GIVEN DATA
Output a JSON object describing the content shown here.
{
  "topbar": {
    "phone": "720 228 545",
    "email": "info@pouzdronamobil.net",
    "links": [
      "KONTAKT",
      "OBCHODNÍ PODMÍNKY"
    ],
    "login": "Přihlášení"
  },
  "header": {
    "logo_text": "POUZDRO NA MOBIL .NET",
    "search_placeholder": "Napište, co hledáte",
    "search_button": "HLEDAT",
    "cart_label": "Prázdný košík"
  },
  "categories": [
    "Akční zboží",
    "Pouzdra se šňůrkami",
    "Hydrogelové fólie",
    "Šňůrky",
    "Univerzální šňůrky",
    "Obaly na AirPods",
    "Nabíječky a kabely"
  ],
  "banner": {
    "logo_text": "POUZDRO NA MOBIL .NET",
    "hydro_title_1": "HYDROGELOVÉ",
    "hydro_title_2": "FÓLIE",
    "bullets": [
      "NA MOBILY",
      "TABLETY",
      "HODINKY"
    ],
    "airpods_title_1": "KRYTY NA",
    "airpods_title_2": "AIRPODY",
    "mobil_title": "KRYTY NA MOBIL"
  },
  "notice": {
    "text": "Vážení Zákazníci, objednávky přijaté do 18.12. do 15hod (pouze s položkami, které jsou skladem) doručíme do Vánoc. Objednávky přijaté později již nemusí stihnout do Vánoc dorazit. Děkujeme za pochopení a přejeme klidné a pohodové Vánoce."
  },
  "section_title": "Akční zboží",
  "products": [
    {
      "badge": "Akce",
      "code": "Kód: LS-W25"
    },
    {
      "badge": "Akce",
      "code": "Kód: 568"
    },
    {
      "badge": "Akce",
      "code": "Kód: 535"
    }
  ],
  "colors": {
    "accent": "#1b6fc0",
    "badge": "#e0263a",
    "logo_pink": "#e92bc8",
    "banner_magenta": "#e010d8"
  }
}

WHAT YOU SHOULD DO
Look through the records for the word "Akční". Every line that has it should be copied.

RESPONSE
    "Akční zboží",
  "section_title": "Akční zboží",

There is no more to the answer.